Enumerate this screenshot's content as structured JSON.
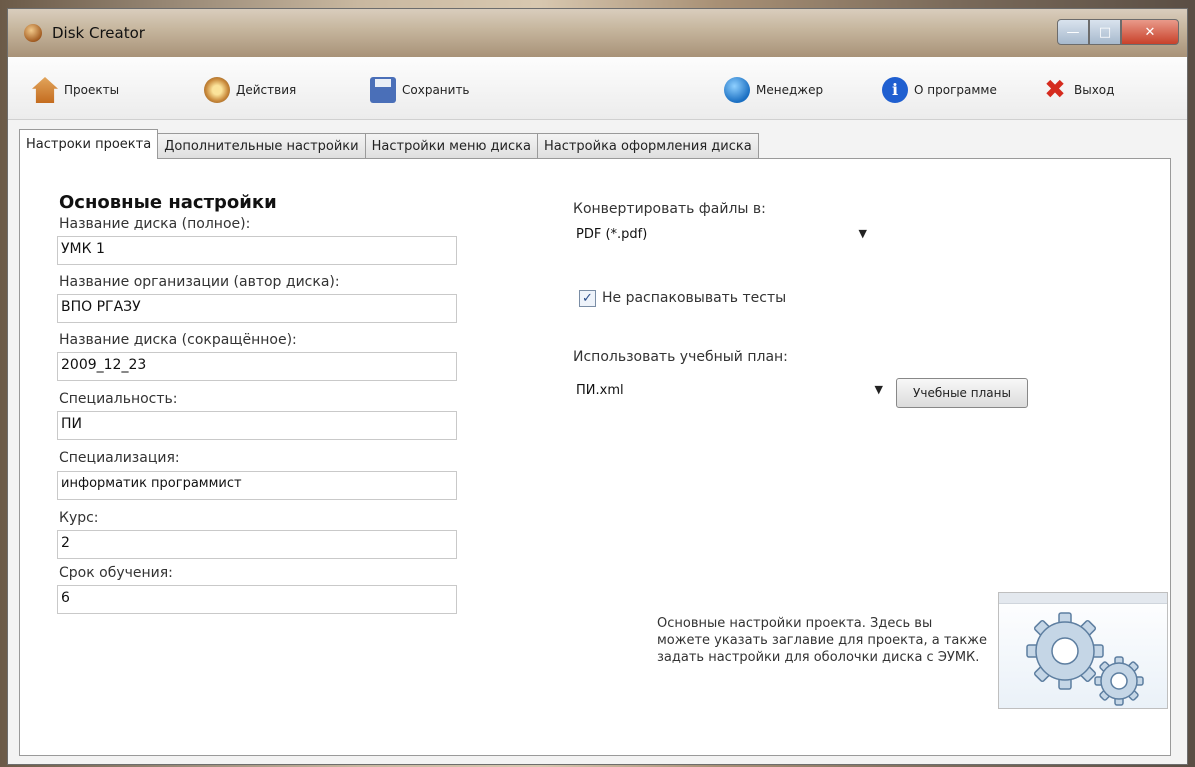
{
  "window": {
    "title": "Disk Creator"
  },
  "toolbar": {
    "projects": "Проекты",
    "actions": "Действия",
    "save": "Сохранить",
    "manager": "Менеджер",
    "about": "О программе",
    "exit": "Выход"
  },
  "tabs": [
    {
      "label": "Настроки проекта",
      "active": true
    },
    {
      "label": "Дополнительные настройки"
    },
    {
      "label": "Настройки меню диска"
    },
    {
      "label": "Настройка оформления диска"
    }
  ],
  "main": {
    "section_title": "Основные настройки",
    "fields": [
      {
        "label": "Название  диска (полное):",
        "value": "УМК 1"
      },
      {
        "label": "Название  организации (автор диска):",
        "value": "ВПО РГАЗУ"
      },
      {
        "label": "Название диска (сокращённое):",
        "value": "2009_12_23"
      },
      {
        "label": "Специальность:",
        "value": "ПИ"
      },
      {
        "label": "Специализация:",
        "value": "информатик программист"
      },
      {
        "label": "Курс:",
        "value": "2"
      },
      {
        "label": "Срок обучения:",
        "value": "6"
      }
    ]
  },
  "right": {
    "convert_label": "Конвертировать файлы в:",
    "convert_value": "PDF (*.pdf)",
    "no_unpack_label": "Не распаковывать тесты",
    "no_unpack_checked": true,
    "plan_label": "Использовать учебный план:",
    "plan_value": "ПИ.xml",
    "plans_button": "Учебные планы"
  },
  "help": {
    "text": "Основные настройки проекта. Здесь вы можете указать заглавие для проекта, а также задать настройки для оболочки диска с ЭУМК.",
    "icon": "gears-icon"
  }
}
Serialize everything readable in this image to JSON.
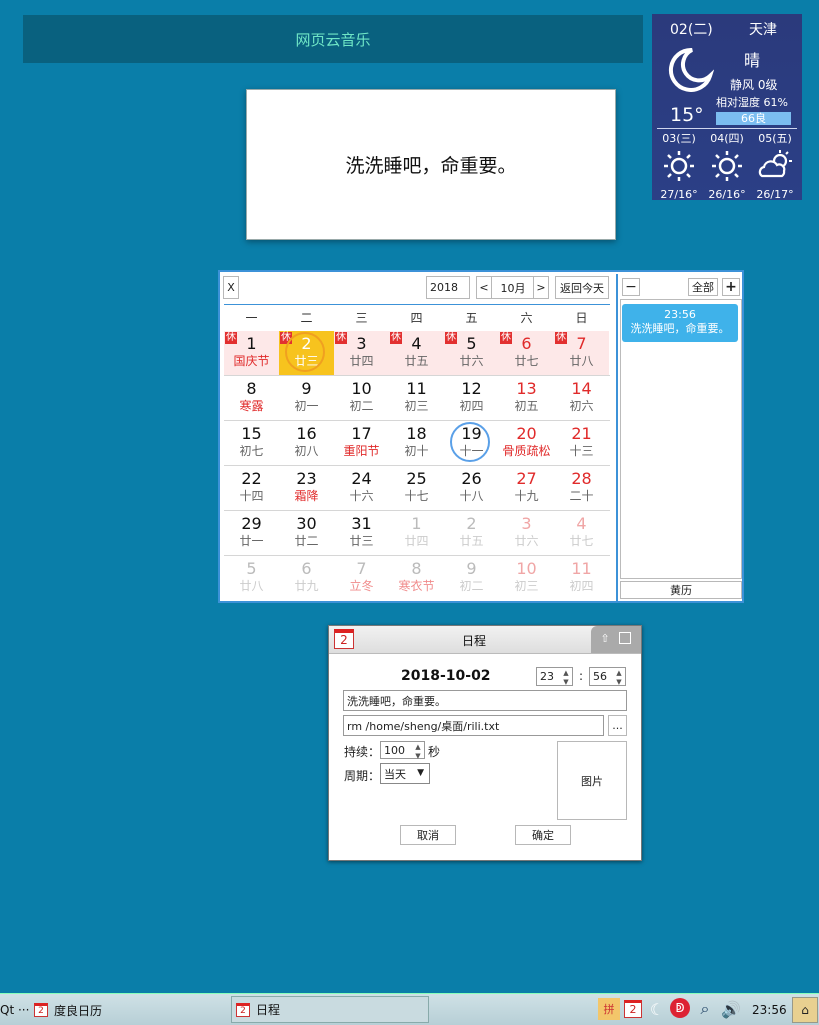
{
  "music_bar": {
    "title": "网页云音乐"
  },
  "reminder": {
    "text": "洗洗睡吧，命重要。"
  },
  "weather": {
    "date": "02(二)",
    "city": "天津",
    "condition": "晴",
    "wind": "静风 0级",
    "humidity": "相对湿度 61%",
    "aqi": "66良",
    "temp": "15°",
    "icon": "moon-icon",
    "forecast": [
      {
        "day": "03(三)",
        "icon": "sun-icon",
        "range": "27/16°"
      },
      {
        "day": "04(四)",
        "icon": "sun-icon",
        "range": "26/16°"
      },
      {
        "day": "05(五)",
        "icon": "cloud-sun-icon",
        "range": "26/17°"
      }
    ]
  },
  "calendar": {
    "close_label": "X",
    "year": "2018",
    "prev_label": "<",
    "month": "10月",
    "next_label": ">",
    "today_label": "返回今天",
    "holiday_tag": "休",
    "weekdays": [
      "一",
      "二",
      "三",
      "四",
      "五",
      "六",
      "日"
    ],
    "weeks": [
      [
        {
          "n": "1",
          "l": "国庆节",
          "fest": 1,
          "hol": 1
        },
        {
          "n": "2",
          "l": "廿三",
          "hol": 1,
          "sel": 1
        },
        {
          "n": "3",
          "l": "廿四",
          "hol": 1
        },
        {
          "n": "4",
          "l": "廿五",
          "hol": 1
        },
        {
          "n": "5",
          "l": "廿六",
          "hol": 1
        },
        {
          "n": "6",
          "l": "廿七",
          "hol": 1,
          "red": 1
        },
        {
          "n": "7",
          "l": "廿八",
          "hol": 1,
          "red": 1
        }
      ],
      [
        {
          "n": "8",
          "l": "寒露",
          "fest": 1
        },
        {
          "n": "9",
          "l": "初一"
        },
        {
          "n": "10",
          "l": "初二"
        },
        {
          "n": "11",
          "l": "初三"
        },
        {
          "n": "12",
          "l": "初四"
        },
        {
          "n": "13",
          "l": "初五",
          "red": 1
        },
        {
          "n": "14",
          "l": "初六",
          "red": 1
        }
      ],
      [
        {
          "n": "15",
          "l": "初七"
        },
        {
          "n": "16",
          "l": "初八"
        },
        {
          "n": "17",
          "l": "重阳节",
          "fest": 1
        },
        {
          "n": "18",
          "l": "初十"
        },
        {
          "n": "19",
          "l": "十一",
          "today": 1
        },
        {
          "n": "20",
          "l": "骨质疏松",
          "red": 1,
          "fest": 1
        },
        {
          "n": "21",
          "l": "十三",
          "red": 1
        }
      ],
      [
        {
          "n": "22",
          "l": "十四"
        },
        {
          "n": "23",
          "l": "霜降",
          "fest": 1
        },
        {
          "n": "24",
          "l": "十六"
        },
        {
          "n": "25",
          "l": "十七"
        },
        {
          "n": "26",
          "l": "十八"
        },
        {
          "n": "27",
          "l": "十九",
          "red": 1
        },
        {
          "n": "28",
          "l": "二十",
          "red": 1
        }
      ],
      [
        {
          "n": "29",
          "l": "廿一"
        },
        {
          "n": "30",
          "l": "廿二"
        },
        {
          "n": "31",
          "l": "廿三"
        },
        {
          "n": "1",
          "l": "廿四",
          "dim": 1
        },
        {
          "n": "2",
          "l": "廿五",
          "dim": 1
        },
        {
          "n": "3",
          "l": "廿六",
          "dim": 1,
          "red": 1
        },
        {
          "n": "4",
          "l": "廿七",
          "dim": 1,
          "red": 1
        }
      ],
      [
        {
          "n": "5",
          "l": "廿八",
          "dim": 1
        },
        {
          "n": "6",
          "l": "廿九",
          "dim": 1
        },
        {
          "n": "7",
          "l": "立冬",
          "dim": 1,
          "fest": 1
        },
        {
          "n": "8",
          "l": "寒衣节",
          "dim": 1,
          "fest": 1
        },
        {
          "n": "9",
          "l": "初二",
          "dim": 1
        },
        {
          "n": "10",
          "l": "初三",
          "dim": 1,
          "red": 1
        },
        {
          "n": "11",
          "l": "初四",
          "dim": 1,
          "red": 1
        }
      ]
    ],
    "panel": {
      "minus": "−",
      "all": "全部",
      "plus": "+",
      "event_time": "23:56",
      "event_text": "洗洗睡吧，命重要。",
      "almanac": "黄历"
    }
  },
  "dialog": {
    "title": "日程",
    "icon_day": "2",
    "date": "2018-10-02",
    "hour": "23",
    "colon": ":",
    "minute": "56",
    "text_value": "洗洗睡吧，命重要。",
    "cmd_value": "rm /home/sheng/桌面/rili.txt",
    "browse": "...",
    "duration_label": "持续：",
    "duration_value": "100",
    "duration_unit": "秒",
    "period_label": "周期：",
    "period_value": "当天",
    "image_label": "图片",
    "cancel": "取消",
    "ok": "确定"
  },
  "taskbar": {
    "left_text": "Qt ···",
    "app1": "度良日历",
    "app2": "日程",
    "cal_day": "2",
    "clock": "23:56"
  }
}
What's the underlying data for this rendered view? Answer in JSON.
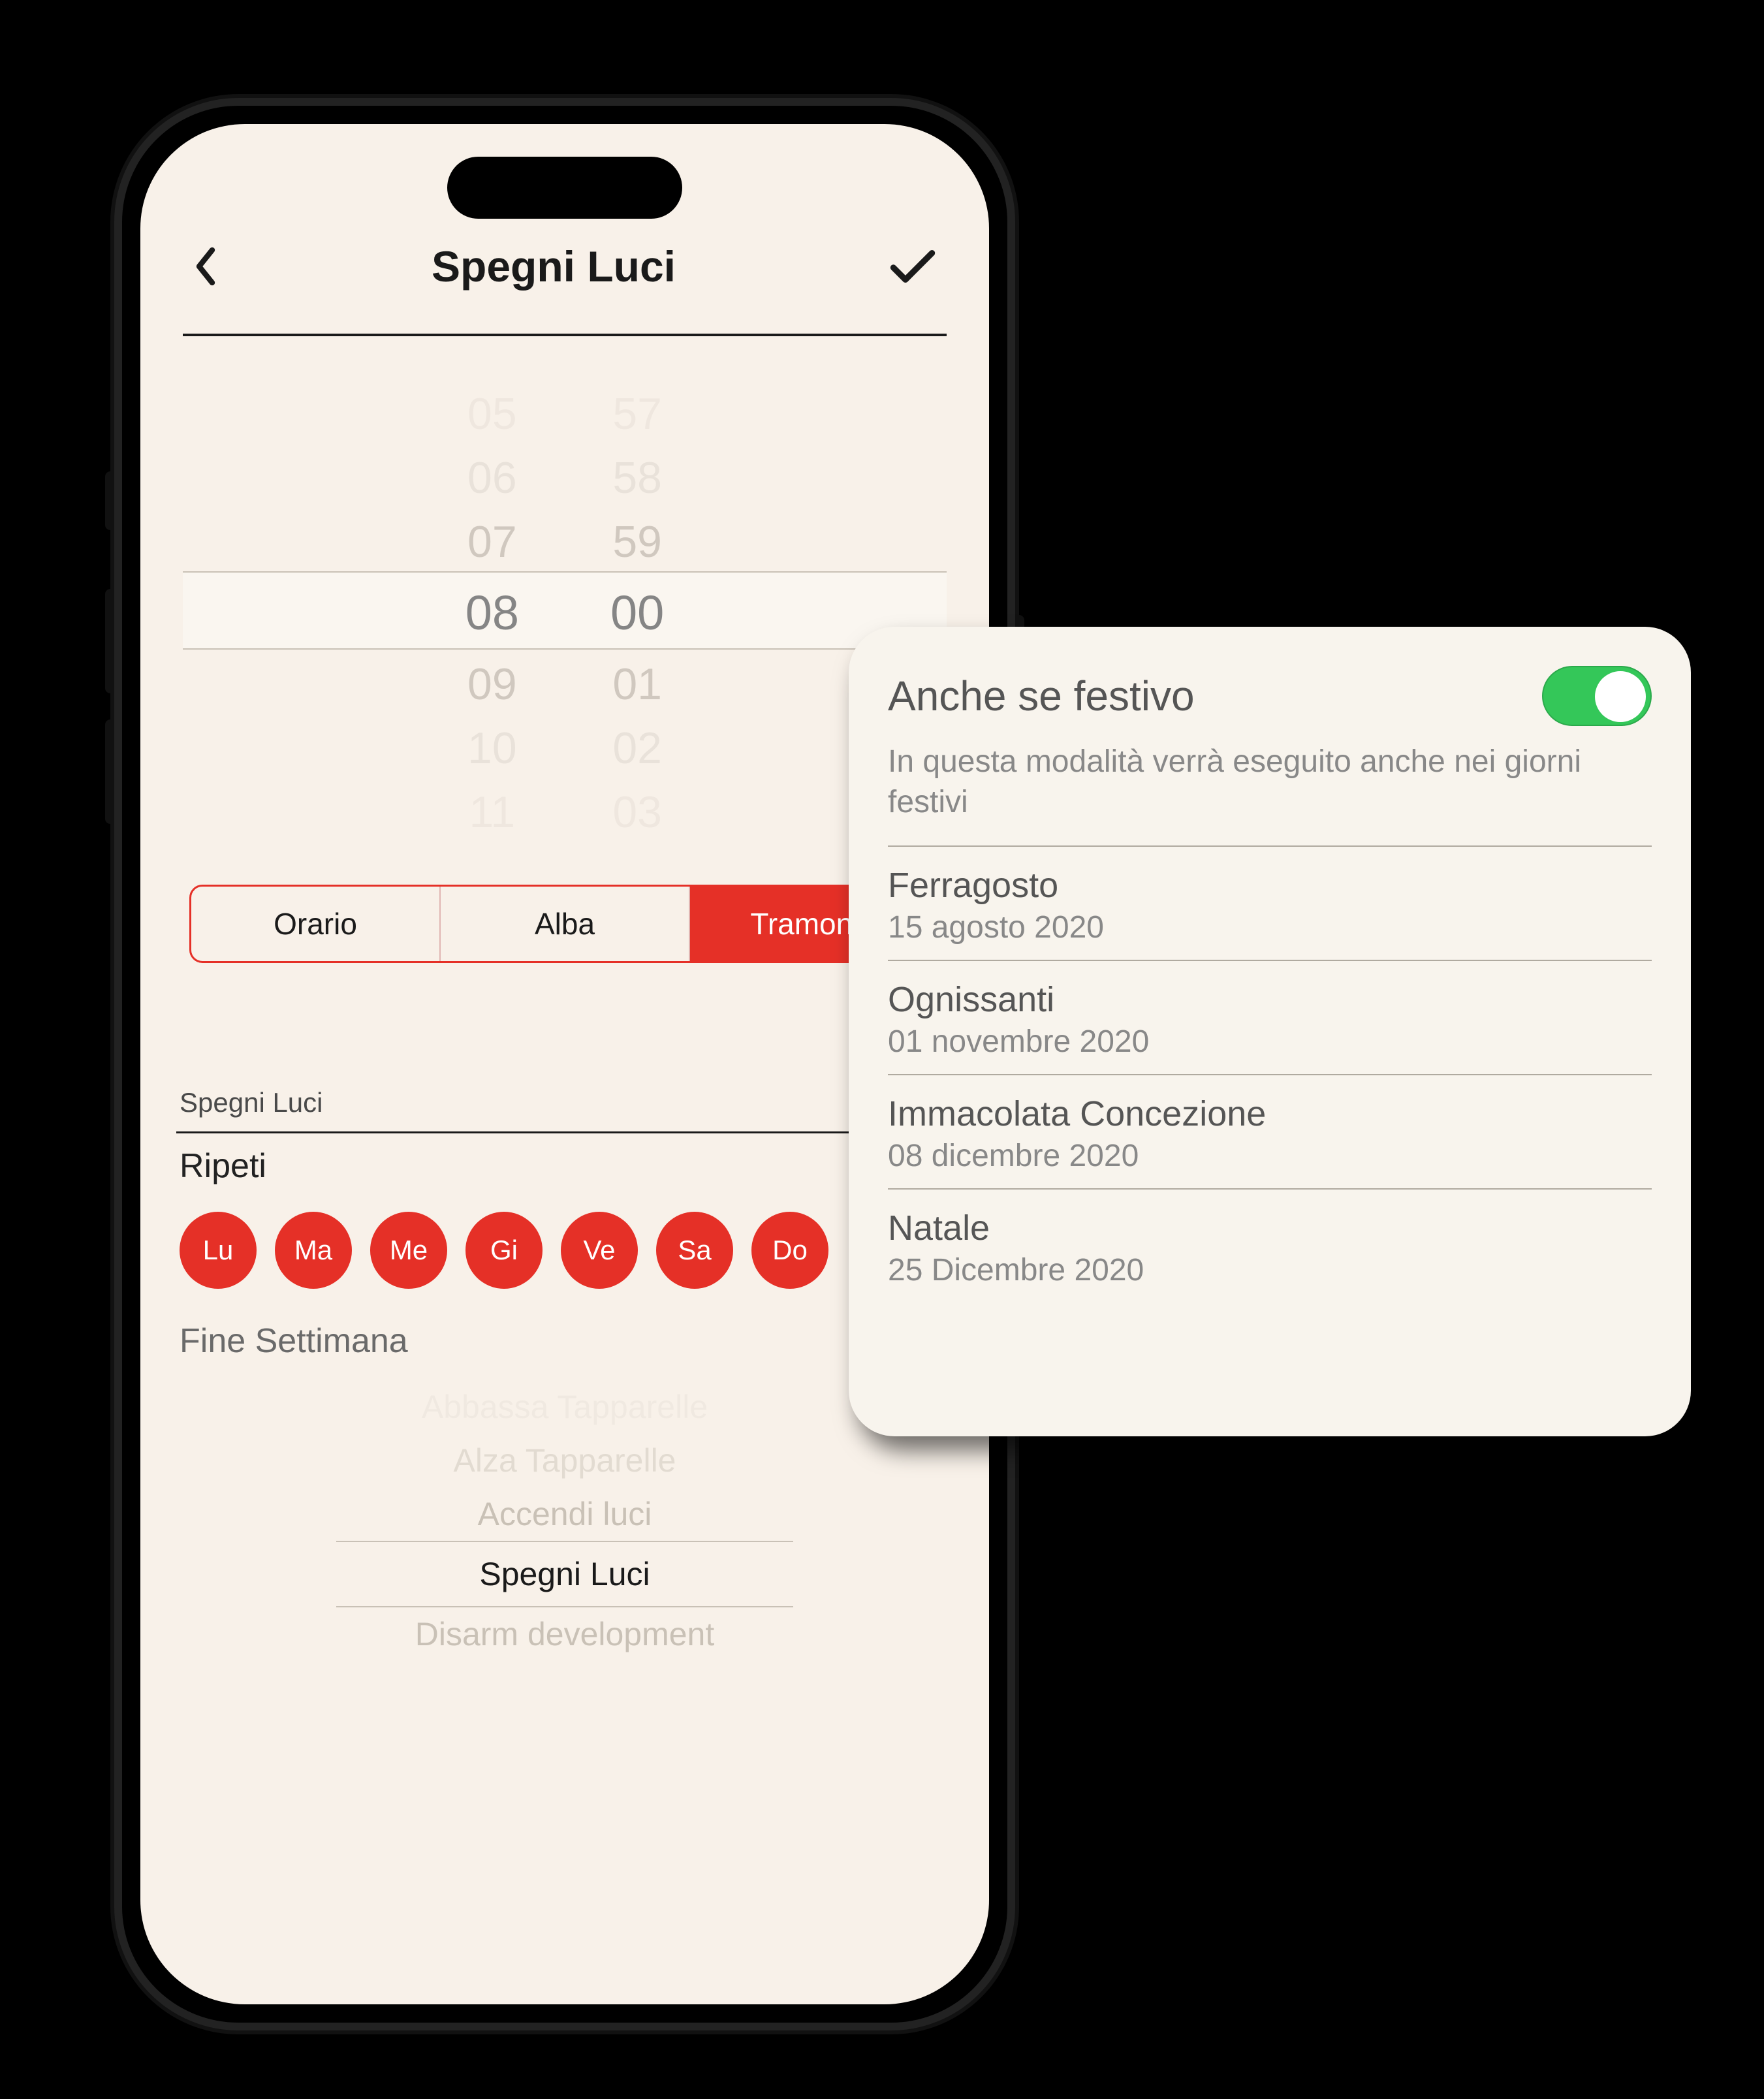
{
  "header": {
    "title": "Spegni Luci"
  },
  "picker": {
    "hours": [
      "05",
      "06",
      "07",
      "08",
      "09",
      "10",
      "11"
    ],
    "mins": [
      "57",
      "58",
      "59",
      "00",
      "01",
      "02",
      "03"
    ]
  },
  "segmented": {
    "options": [
      "Orario",
      "Alba",
      "Tramonto"
    ],
    "active_index": 2
  },
  "label": "Spegni Luci",
  "repeat": {
    "title": "Ripeti",
    "days": [
      "Lu",
      "Ma",
      "Me",
      "Gi",
      "Ve",
      "Sa",
      "Do"
    ]
  },
  "weekend": "Fine Settimana",
  "scenarios": {
    "items": [
      "Abbassa Tapparelle",
      "Alza Tapparelle",
      "Accendi luci",
      "Spegni Luci",
      "Disarm development"
    ],
    "selected_index": 3
  },
  "holiday_card": {
    "title": "Anche se festivo",
    "description": "In questa modalità verrà eseguito anche nei giorni festivi",
    "toggle_on": true,
    "items": [
      {
        "name": "Ferragosto",
        "date": "15 agosto 2020"
      },
      {
        "name": "Ognissanti",
        "date": "01 novembre 2020"
      },
      {
        "name": "Immacolata Concezione",
        "date": "08 dicembre 2020"
      },
      {
        "name": "Natale",
        "date": "25 Dicembre 2020"
      }
    ]
  }
}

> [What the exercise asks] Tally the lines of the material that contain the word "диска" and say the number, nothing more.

> [Response area] 6